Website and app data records
§

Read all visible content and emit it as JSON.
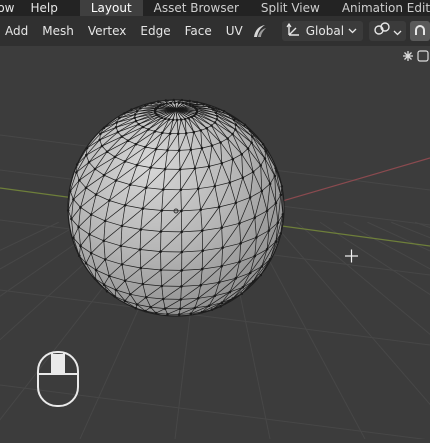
{
  "topbar": {
    "menus": [
      "low",
      "Help"
    ],
    "tabs": [
      {
        "label": "Layout",
        "active": true
      },
      {
        "label": "Asset Browser",
        "active": false
      },
      {
        "label": "Split View",
        "active": false
      },
      {
        "label": "Animation Editing",
        "active": false
      }
    ]
  },
  "header": {
    "menus": [
      "Add",
      "Mesh",
      "Vertex",
      "Edge",
      "Face",
      "UV"
    ],
    "transform_orientation": "Global",
    "icons": {
      "uv_tool": "crescent-tool-icon",
      "orientation": "transform-axes-icon",
      "pivot": "link-icon",
      "snap": "snap-magnet-icon",
      "gizmo": "gizmo-toggle-icon"
    }
  },
  "viewport": {
    "object": "uv-sphere-edit-mode",
    "cursor": "move-crosshair-cursor-icon",
    "status_icon": "mouse-icon",
    "colors": {
      "background": "#3c3c3c",
      "x_axis": "#8a4a4f",
      "y_axis": "#6e7f3a",
      "mesh_face": "#b4b4b4",
      "wire": "#1a1a1a"
    }
  }
}
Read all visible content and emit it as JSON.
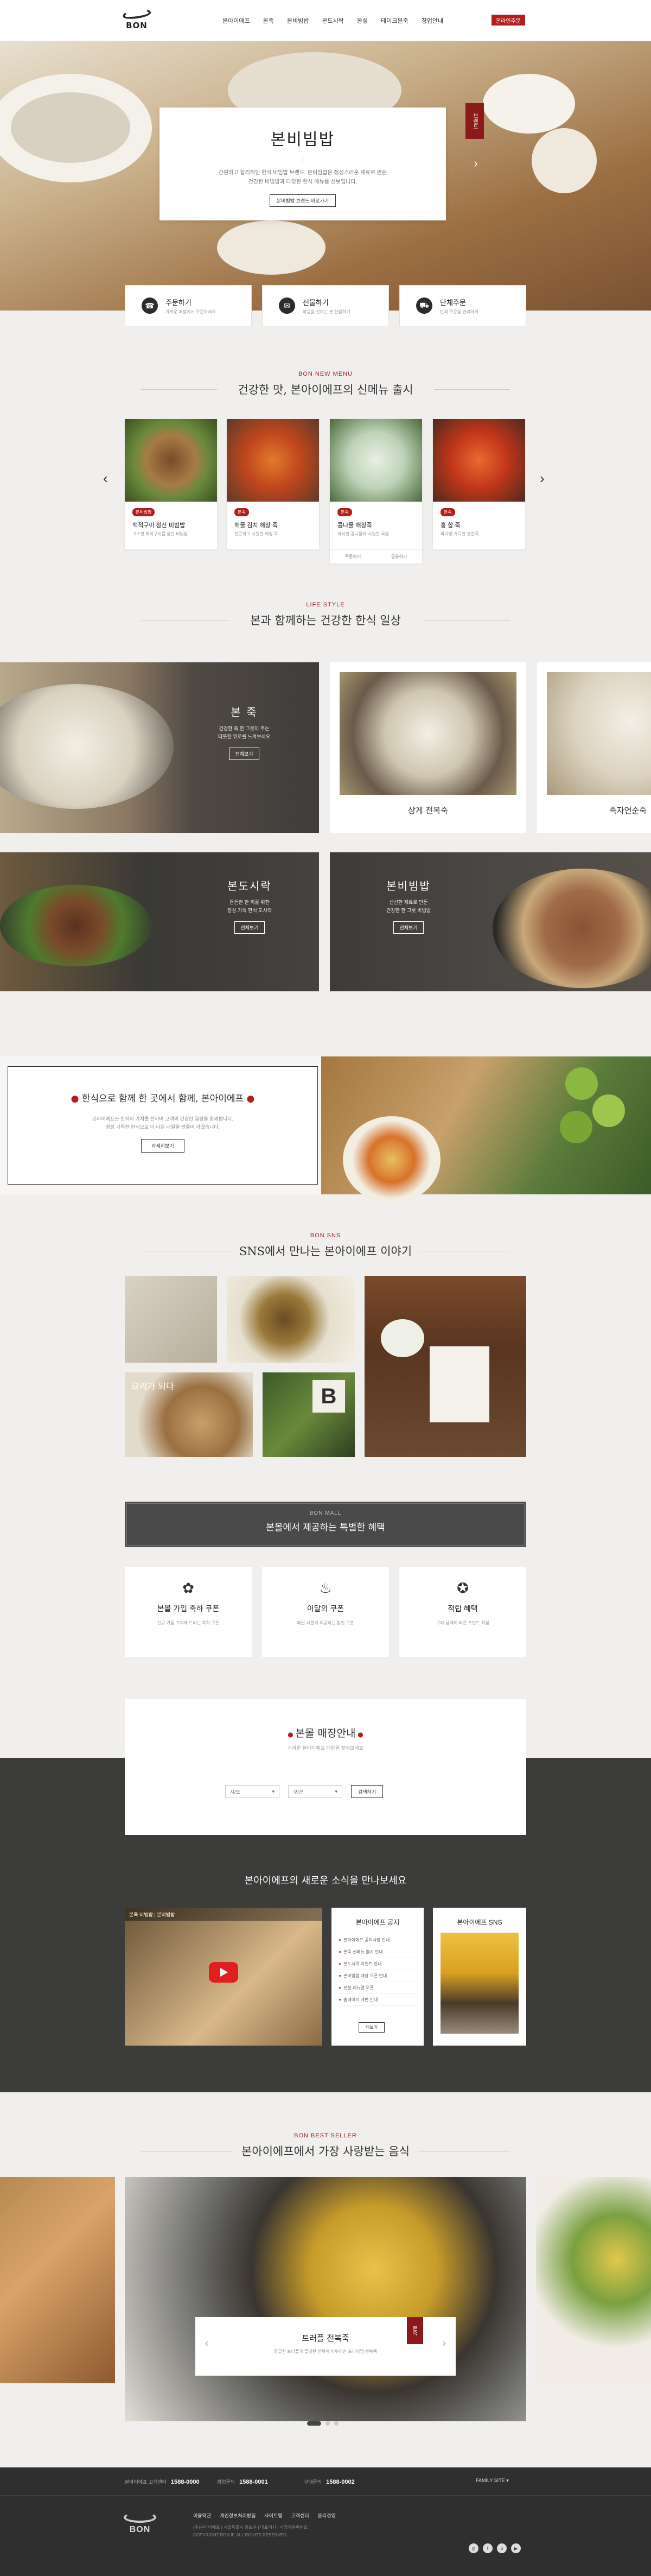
{
  "brand": {
    "logo_text": "BON"
  },
  "nav": {
    "items": [
      "본아이에프",
      "본죽",
      "본비빔밥",
      "본도시락",
      "본설",
      "테이크본죽",
      "창업안내"
    ],
    "order_button": "온라인주문"
  },
  "hero": {
    "title": "본비빔밥",
    "desc_line1": "간편하고 합리적인 한식 비빔밥 브랜드. 본비빔밥은 정성스러운 재료로 만든",
    "desc_line2": "건강한 비빔밥과 다양한 한식 메뉴를 선보입니다.",
    "more": "본비빔밥 브랜드 바로가기",
    "tag": "브랜드"
  },
  "quick": [
    {
      "icon": "phone-icon",
      "glyph": "☎",
      "title": "주문하기",
      "sub": "가까운 매장에서 주문하세요"
    },
    {
      "icon": "gift-icon",
      "glyph": "✉",
      "title": "선물하기",
      "sub": "마음을 전하는 본 선물하기"
    },
    {
      "icon": "truck-icon",
      "glyph": "⛟",
      "title": "단체주문",
      "sub": "단체 주문을 편리하게"
    }
  ],
  "new_menu": {
    "label": "BON NEW MENU",
    "title": "건강한 맛, 본아이에프의 신메뉴 출시",
    "cards": [
      {
        "badge": "본비빔밥",
        "name": "맥적구이 정산 비빔밥",
        "desc": "고소한 맥적구이를 올린 비빔밥"
      },
      {
        "badge": "본죽",
        "name": "해물 김치 해장 죽",
        "desc": "얼큰하고 시원한 해장 죽",
        "buy": "주문하기",
        "share": "공유하기"
      },
      {
        "badge": "본죽",
        "name": "콩나물 해장죽",
        "desc": "아삭한 콩나물과 시원한 국물"
      },
      {
        "badge": "본죽",
        "name": "홍 합 죽",
        "desc": "바다향 가득한 홍합죽"
      }
    ]
  },
  "lifestyle": {
    "label": "LIFE STYLE",
    "title": "본과 함께하는 건강한 한식 일상",
    "bonjuk": {
      "title": "본 죽",
      "desc1": "건강한 죽 한 그릇이 주는",
      "desc2": "따뜻한 위로를 느껴보세요",
      "btn": "전체보기"
    },
    "card1": "상게 전복죽",
    "card2": "족자연순죽",
    "bondosirak": {
      "title": "본도시락",
      "desc1": "든든한 한 끼를 위한",
      "desc2": "정성 가득 한식 도시락",
      "btn": "전체보기"
    },
    "bonbibim": {
      "title": "본비빔밥",
      "desc1": "신선한 재료로 만든",
      "desc2": "건강한 한 그릇 비빔밥",
      "btn": "전체보기"
    }
  },
  "hansik": {
    "title": "한식으로 함께 한 곳에서 함께, 본아이에프",
    "desc1": "본아이에프는 한식의 가치를 전하며 고객의 건강한 일상을 함께합니다.",
    "desc2": "정성 가득한 한식으로 더 나은 내일을 만들어 가겠습니다.",
    "btn": "자세히보기"
  },
  "sns": {
    "label": "BON SNS",
    "title": "SNS에서 만나는 본아이에프 이야기",
    "overlay_text": "요리가 되다",
    "badge": "B"
  },
  "mall": {
    "label": "BON MALL",
    "title": "본몰에서 제공하는 특별한 혜택",
    "cards": [
      {
        "icon": "gift-icon",
        "glyph": "✿",
        "title": "본몰 가입 축하 쿠폰",
        "desc": "신규 가입 고객께 드리는 축하 쿠폰"
      },
      {
        "icon": "coupon-icon",
        "glyph": "♨",
        "title": "이달의 쿠폰",
        "desc": "매달 새롭게 제공되는 할인 쿠폰"
      },
      {
        "icon": "star-icon",
        "glyph": "✪",
        "title": "적립 혜택",
        "desc": "구매 금액에 따른 포인트 적립"
      }
    ]
  },
  "store": {
    "title": "본몰 매장안내",
    "desc": "가까운 본아이에프 매장을 찾아보세요",
    "select1": "시/도",
    "select2": "구/군",
    "search": "검색하기"
  },
  "news": {
    "title": "본아이에프의 새로운 소식을 만나보세요",
    "video_title": "본죽 비빔밥 | 본비빔밥",
    "notice_title": "본아이에프 공지",
    "notice_items": [
      "본아이에프 공지사항 안내",
      "본죽 신메뉴 출시 안내",
      "본도시락 이벤트 안내",
      "본비빔밥 매장 오픈 안내",
      "본설 리뉴얼 오픈",
      "홈페이지 개편 안내"
    ],
    "notice_btn": "더보기",
    "sns_title": "본아이에프 SNS"
  },
  "best": {
    "label": "BON BEST SELLER",
    "title": "본아이에프에서 가장 사랑받는 음식",
    "caption_title": "트러플 전복죽",
    "caption_desc": "향긋한 트러플과 쫄깃한 전복이 어우러진 프리미엄 전복죽",
    "tag": "본죽"
  },
  "footer": {
    "n1_label": "본아이에프 고객센터",
    "n1": "1588-0000",
    "n2_label": "창업문의",
    "n2": "1588-0001",
    "n3_label": "구매문의",
    "n3": "1588-0002",
    "family": "FAMILY SITE",
    "links": [
      "이용약관",
      "개인정보처리방침",
      "사이트맵",
      "고객센터",
      "윤리경영"
    ],
    "addr": "(주)본아이에프 | 서울특별시 종로구 | 대표이사 | 사업자등록번호",
    "copy": "COPYRIGHT BON IF. ALL RIGHTS RESERVED."
  }
}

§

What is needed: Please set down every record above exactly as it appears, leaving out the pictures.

Your solution:
Read all visible content and emit it as JSON.
{
  "topbar": {
    "menus": [
      "low",
      "Help"
    ],
    "tabs": [
      {
        "label": "Layout",
        "active": true
      },
      {
        "label": "Asset Browser",
        "active": false
      },
      {
        "label": "Split View",
        "active": false
      },
      {
        "label": "Animation Editing",
        "active": false
      }
    ]
  },
  "header": {
    "menus": [
      "Add",
      "Mesh",
      "Vertex",
      "Edge",
      "Face",
      "UV"
    ],
    "transform_orientation": "Global",
    "icons": {
      "uv_tool": "crescent-tool-icon",
      "orientation": "transform-axes-icon",
      "pivot": "link-icon",
      "snap": "snap-magnet-icon",
      "gizmo": "gizmo-toggle-icon"
    }
  },
  "viewport": {
    "object": "uv-sphere-edit-mode",
    "cursor": "move-crosshair-cursor-icon",
    "status_icon": "mouse-icon",
    "colors": {
      "background": "#3c3c3c",
      "x_axis": "#8a4a4f",
      "y_axis": "#6e7f3a",
      "mesh_face": "#b4b4b4",
      "wire": "#1a1a1a"
    }
  }
}
Read all visible content and emit it as JSON.
{
  "brand": {
    "logo_text": "BON"
  },
  "nav": {
    "items": [
      "본아이에프",
      "본죽",
      "본비빔밥",
      "본도시락",
      "본설",
      "테이크본죽",
      "창업안내"
    ],
    "order_button": "온라인주문"
  },
  "hero": {
    "title": "본비빔밥",
    "desc_line1": "간편하고 합리적인 한식 비빔밥 브랜드. 본비빔밥은 정성스러운 재료로 만든",
    "desc_line2": "건강한 비빔밥과 다양한 한식 메뉴를 선보입니다.",
    "more": "본비빔밥 브랜드 바로가기",
    "tag": "브랜드"
  },
  "quick": [
    {
      "icon": "phone-icon",
      "glyph": "☎",
      "title": "주문하기",
      "sub": "가까운 매장에서 주문하세요"
    },
    {
      "icon": "gift-icon",
      "glyph": "✉",
      "title": "선물하기",
      "sub": "마음을 전하는 본 선물하기"
    },
    {
      "icon": "truck-icon",
      "glyph": "⛟",
      "title": "단체주문",
      "sub": "단체 주문을 편리하게"
    }
  ],
  "new_menu": {
    "label": "BON NEW MENU",
    "title": "건강한 맛, 본아이에프의 신메뉴 출시",
    "cards": [
      {
        "badge": "본비빔밥",
        "name": "맥적구이 정산 비빔밥",
        "desc": "고소한 맥적구이를 올린 비빔밥"
      },
      {
        "badge": "본죽",
        "name": "해물 김치 해장 죽",
        "desc": "얼큰하고 시원한 해장 죽",
        "buy": "주문하기",
        "share": "공유하기"
      },
      {
        "badge": "본죽",
        "name": "콩나물 해장죽",
        "desc": "아삭한 콩나물과 시원한 국물"
      },
      {
        "badge": "본죽",
        "name": "홍 합 죽",
        "desc": "바다향 가득한 홍합죽"
      }
    ]
  },
  "lifestyle": {
    "label": "LIFE STYLE",
    "title": "본과 함께하는 건강한 한식 일상",
    "bonjuk": {
      "title": "본 죽",
      "desc1": "건강한 죽 한 그릇이 주는",
      "desc2": "따뜻한 위로를 느껴보세요",
      "btn": "전체보기"
    },
    "card1": "상게 전복죽",
    "card2": "족자연순죽",
    "bondosirak": {
      "title": "본도시락",
      "desc1": "든든한 한 끼를 위한",
      "desc2": "정성 가득 한식 도시락",
      "btn": "전체보기"
    },
    "bonbibim": {
      "title": "본비빔밥",
      "desc1": "신선한 재료로 만든",
      "desc2": "건강한 한 그릇 비빔밥",
      "btn": "전체보기"
    }
  },
  "hansik": {
    "title": "한식으로 함께 한 곳에서 함께, 본아이에프",
    "desc1": "본아이에프는 한식의 가치를 전하며 고객의 건강한 일상을 함께합니다.",
    "desc2": "정성 가득한 한식으로 더 나은 내일을 만들어 가겠습니다.",
    "btn": "자세히보기"
  },
  "sns": {
    "label": "BON SNS",
    "title": "SNS에서 만나는 본아이에프 이야기",
    "overlay_text": "요리가 되다",
    "badge": "B"
  },
  "mall": {
    "label": "BON MALL",
    "title": "본몰에서 제공하는 특별한 혜택",
    "cards": [
      {
        "icon": "gift-icon",
        "glyph": "✿",
        "title": "본몰 가입 축하 쿠폰",
        "desc": "신규 가입 고객께 드리는 축하 쿠폰"
      },
      {
        "icon": "coupon-icon",
        "glyph": "♨",
        "title": "이달의 쿠폰",
        "desc": "매달 새롭게 제공되는 할인 쿠폰"
      },
      {
        "icon": "star-icon",
        "glyph": "✪",
        "title": "적립 혜택",
        "desc": "구매 금액에 따른 포인트 적립"
      }
    ]
  },
  "store": {
    "title": "본몰 매장안내",
    "desc": "가까운 본아이에프 매장을 찾아보세요",
    "select1": "시/도",
    "select2": "구/군",
    "search": "검색하기"
  },
  "news": {
    "title": "본아이에프의 새로운 소식을 만나보세요",
    "video_title": "본죽 비빔밥 | 본비빔밥",
    "notice_title": "본아이에프 공지",
    "notice_items": [
      "본아이에프 공지사항 안내",
      "본죽 신메뉴 출시 안내",
      "본도시락 이벤트 안내",
      "본비빔밥 매장 오픈 안내",
      "본설 리뉴얼 오픈",
      "홈페이지 개편 안내"
    ],
    "notice_btn": "더보기",
    "sns_title": "본아이에프 SNS"
  },
  "best": {
    "label": "BON BEST SELLER",
    "title": "본아이에프에서 가장 사랑받는 음식",
    "caption_title": "트러플 전복죽",
    "caption_desc": "향긋한 트러플과 쫄깃한 전복이 어우러진 프리미엄 전복죽",
    "tag": "본죽"
  },
  "footer": {
    "n1_label": "본아이에프 고객센터",
    "n1": "1588-0000",
    "n2_label": "창업문의",
    "n2": "1588-0001",
    "n3_label": "구매문의",
    "n3": "1588-0002",
    "family": "FAMILY SITE",
    "links": [
      "이용약관",
      "개인정보처리방침",
      "사이트맵",
      "고객센터",
      "윤리경영"
    ],
    "addr": "(주)본아이에프 | 서울특별시 종로구 | 대표이사 | 사업자등록번호",
    "copy": "COPYRIGHT BON IF. ALL RIGHTS RESERVED."
  }
}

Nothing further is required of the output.